(Input begins)

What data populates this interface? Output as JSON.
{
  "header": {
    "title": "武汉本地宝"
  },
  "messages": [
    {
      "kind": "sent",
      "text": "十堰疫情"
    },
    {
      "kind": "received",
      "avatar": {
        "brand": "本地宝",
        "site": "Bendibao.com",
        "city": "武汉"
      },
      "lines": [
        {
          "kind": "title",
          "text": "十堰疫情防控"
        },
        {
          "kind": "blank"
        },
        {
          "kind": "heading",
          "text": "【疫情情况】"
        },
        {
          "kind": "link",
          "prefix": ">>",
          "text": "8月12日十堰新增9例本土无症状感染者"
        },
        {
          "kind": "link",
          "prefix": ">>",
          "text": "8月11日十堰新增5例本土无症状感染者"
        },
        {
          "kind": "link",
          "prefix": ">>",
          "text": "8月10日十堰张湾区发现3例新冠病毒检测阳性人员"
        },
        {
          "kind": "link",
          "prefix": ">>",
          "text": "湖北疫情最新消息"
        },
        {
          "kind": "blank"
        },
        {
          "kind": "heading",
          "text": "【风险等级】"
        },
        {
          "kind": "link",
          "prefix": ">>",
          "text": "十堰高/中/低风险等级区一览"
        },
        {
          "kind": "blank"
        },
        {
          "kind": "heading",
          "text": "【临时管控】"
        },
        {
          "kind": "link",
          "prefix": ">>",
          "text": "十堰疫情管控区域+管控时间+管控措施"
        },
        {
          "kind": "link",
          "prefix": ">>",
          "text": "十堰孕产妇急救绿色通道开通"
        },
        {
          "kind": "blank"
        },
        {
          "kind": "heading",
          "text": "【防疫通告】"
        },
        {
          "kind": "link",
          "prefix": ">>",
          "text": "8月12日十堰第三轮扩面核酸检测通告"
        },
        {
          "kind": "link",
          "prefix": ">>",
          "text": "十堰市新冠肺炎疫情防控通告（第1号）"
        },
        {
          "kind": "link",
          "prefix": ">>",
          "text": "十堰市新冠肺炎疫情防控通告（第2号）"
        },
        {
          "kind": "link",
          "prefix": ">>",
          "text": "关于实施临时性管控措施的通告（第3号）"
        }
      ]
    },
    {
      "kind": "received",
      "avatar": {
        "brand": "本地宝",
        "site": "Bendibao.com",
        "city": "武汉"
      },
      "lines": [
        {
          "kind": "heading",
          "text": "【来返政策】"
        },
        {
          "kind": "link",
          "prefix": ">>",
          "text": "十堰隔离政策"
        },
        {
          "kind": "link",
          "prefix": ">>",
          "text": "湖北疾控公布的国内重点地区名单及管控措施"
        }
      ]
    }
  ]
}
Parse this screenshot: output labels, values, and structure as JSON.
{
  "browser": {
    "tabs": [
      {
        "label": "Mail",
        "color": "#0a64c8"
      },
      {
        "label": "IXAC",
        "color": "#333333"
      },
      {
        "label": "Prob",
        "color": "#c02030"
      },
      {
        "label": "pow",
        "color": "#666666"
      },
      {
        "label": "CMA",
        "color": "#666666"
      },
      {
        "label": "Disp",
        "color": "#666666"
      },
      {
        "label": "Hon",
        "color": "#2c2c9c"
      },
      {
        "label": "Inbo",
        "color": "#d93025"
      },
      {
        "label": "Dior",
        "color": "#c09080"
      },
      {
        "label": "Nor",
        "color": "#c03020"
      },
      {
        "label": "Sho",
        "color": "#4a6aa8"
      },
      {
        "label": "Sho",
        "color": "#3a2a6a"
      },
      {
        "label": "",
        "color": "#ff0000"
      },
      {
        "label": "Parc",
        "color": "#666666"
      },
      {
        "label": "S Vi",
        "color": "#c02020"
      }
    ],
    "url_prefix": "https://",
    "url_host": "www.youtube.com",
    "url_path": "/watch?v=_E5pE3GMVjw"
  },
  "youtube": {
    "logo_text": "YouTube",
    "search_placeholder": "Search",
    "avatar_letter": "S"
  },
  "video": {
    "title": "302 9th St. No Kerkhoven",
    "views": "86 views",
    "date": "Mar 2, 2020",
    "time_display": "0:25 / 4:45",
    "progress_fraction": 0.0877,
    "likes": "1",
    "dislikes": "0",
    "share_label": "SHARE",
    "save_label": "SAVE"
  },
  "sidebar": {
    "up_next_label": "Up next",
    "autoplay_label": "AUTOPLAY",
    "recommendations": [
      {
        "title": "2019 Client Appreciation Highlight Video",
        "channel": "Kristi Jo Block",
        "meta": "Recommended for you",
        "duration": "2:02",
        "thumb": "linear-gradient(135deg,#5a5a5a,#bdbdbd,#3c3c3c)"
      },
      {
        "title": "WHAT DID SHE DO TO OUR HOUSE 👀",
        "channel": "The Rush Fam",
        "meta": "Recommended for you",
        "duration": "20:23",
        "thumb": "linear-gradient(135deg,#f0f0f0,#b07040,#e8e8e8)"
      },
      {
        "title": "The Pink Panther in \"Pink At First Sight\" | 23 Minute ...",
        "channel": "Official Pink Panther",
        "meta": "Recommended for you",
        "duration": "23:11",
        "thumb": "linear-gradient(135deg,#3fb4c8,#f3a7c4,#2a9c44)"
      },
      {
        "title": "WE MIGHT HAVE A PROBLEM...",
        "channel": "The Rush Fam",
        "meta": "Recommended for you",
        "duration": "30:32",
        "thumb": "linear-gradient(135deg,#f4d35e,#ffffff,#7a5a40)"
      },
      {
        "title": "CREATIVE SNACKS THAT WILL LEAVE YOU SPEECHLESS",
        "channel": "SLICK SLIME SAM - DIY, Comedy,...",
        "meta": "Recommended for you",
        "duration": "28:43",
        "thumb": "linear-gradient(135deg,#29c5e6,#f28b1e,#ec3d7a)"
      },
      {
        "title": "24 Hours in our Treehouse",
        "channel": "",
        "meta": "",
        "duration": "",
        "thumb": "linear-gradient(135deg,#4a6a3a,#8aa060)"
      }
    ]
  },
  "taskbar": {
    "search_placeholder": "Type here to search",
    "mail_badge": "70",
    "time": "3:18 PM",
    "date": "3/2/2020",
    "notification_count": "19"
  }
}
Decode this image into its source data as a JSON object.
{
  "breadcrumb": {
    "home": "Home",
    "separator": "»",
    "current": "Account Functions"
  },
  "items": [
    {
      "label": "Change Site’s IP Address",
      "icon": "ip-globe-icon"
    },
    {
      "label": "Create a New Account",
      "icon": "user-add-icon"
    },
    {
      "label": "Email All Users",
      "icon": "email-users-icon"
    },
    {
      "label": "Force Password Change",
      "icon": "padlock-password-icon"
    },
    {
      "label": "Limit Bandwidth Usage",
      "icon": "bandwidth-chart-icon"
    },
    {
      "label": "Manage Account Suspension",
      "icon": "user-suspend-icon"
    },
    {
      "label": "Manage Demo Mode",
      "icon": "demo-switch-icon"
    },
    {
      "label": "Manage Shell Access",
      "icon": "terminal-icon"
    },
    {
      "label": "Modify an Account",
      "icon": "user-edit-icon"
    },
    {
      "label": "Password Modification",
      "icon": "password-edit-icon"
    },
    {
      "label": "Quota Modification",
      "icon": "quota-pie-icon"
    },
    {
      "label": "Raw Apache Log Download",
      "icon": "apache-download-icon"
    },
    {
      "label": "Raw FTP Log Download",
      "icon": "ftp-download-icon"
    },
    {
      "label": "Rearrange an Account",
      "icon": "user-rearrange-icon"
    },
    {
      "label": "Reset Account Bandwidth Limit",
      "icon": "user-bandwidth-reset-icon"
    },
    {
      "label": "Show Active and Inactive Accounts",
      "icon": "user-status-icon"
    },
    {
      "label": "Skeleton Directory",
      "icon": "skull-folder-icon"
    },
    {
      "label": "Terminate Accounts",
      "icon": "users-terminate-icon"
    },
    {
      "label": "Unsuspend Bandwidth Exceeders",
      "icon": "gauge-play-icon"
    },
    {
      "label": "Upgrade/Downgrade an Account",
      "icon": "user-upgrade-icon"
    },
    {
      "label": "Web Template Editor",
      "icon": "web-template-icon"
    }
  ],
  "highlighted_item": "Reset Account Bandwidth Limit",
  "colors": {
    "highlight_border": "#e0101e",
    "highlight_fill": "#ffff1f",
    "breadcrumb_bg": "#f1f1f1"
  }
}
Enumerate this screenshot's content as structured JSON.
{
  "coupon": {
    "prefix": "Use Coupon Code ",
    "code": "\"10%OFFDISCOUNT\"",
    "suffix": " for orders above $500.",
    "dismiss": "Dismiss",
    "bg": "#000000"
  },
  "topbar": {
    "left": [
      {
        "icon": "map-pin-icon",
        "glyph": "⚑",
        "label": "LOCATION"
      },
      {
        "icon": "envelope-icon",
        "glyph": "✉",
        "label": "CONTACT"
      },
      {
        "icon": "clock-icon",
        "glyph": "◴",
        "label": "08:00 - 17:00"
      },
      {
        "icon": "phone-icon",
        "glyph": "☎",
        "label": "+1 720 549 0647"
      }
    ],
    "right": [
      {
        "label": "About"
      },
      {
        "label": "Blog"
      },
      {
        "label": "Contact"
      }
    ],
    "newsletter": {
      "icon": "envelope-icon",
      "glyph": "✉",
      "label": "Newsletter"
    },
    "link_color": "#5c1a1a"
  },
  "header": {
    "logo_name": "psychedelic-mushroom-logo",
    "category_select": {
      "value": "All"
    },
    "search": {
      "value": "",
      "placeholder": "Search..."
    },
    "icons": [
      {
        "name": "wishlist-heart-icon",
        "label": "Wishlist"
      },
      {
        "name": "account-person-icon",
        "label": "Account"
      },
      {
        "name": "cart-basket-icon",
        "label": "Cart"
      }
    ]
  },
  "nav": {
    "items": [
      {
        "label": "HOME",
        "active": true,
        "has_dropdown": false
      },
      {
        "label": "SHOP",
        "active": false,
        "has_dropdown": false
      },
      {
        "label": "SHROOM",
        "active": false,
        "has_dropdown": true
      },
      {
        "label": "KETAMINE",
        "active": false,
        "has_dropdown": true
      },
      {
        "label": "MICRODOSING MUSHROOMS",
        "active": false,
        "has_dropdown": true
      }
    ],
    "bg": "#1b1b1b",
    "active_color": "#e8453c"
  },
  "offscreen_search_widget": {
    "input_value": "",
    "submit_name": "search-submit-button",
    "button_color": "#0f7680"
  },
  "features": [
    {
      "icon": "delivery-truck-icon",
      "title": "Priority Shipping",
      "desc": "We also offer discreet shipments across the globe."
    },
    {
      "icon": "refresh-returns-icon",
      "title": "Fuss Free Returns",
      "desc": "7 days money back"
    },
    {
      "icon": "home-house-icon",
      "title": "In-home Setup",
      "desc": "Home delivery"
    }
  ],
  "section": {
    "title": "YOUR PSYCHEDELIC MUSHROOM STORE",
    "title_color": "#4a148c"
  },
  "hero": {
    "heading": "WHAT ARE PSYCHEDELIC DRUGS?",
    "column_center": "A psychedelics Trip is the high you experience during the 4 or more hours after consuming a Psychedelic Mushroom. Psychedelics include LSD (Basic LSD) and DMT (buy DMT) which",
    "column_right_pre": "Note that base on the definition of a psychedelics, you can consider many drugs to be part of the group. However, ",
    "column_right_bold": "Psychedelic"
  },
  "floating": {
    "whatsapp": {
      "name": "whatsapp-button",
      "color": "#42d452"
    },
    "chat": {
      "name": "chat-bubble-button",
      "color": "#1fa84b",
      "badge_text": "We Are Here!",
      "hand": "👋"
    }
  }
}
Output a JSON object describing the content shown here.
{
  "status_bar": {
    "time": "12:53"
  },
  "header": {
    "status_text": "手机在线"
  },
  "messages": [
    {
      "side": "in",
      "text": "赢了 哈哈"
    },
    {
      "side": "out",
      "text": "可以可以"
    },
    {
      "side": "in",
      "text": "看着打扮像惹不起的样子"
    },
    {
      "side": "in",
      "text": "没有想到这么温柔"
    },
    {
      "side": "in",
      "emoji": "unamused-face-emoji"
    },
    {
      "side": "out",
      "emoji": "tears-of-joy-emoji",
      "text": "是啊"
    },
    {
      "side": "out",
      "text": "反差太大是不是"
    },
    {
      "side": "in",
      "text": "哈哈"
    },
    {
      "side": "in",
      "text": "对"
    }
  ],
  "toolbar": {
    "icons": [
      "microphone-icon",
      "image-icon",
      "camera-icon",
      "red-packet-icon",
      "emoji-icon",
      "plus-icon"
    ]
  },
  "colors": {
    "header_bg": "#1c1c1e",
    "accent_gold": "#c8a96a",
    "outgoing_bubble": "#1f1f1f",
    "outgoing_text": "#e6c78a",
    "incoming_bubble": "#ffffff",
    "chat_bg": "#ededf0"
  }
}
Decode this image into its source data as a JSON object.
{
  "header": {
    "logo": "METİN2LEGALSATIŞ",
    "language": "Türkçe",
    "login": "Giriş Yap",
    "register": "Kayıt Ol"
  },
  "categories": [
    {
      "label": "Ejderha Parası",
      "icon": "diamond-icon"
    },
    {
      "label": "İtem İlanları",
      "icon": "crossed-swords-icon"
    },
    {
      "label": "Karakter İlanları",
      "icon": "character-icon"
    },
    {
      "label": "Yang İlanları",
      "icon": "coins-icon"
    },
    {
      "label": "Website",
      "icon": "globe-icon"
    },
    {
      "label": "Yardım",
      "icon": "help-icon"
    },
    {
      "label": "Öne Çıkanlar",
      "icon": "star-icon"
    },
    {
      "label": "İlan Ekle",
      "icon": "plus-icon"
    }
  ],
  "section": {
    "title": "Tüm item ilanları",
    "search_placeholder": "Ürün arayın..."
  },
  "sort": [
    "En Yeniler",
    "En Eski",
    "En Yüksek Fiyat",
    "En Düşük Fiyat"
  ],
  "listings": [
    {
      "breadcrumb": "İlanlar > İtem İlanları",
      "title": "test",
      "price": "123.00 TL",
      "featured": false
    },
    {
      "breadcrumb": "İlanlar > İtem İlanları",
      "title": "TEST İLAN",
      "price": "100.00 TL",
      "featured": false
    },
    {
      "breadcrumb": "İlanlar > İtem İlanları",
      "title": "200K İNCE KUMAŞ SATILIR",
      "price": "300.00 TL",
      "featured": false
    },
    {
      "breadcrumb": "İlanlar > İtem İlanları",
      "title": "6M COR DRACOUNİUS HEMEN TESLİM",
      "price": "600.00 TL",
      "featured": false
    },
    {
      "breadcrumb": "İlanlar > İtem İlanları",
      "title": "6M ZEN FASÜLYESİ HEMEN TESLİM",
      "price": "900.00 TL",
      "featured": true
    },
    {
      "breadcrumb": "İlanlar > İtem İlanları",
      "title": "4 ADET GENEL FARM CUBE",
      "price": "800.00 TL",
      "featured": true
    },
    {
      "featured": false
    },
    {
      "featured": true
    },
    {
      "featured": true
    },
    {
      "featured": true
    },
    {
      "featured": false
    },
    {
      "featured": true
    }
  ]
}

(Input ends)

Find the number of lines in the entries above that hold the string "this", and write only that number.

• **Answer space**:
5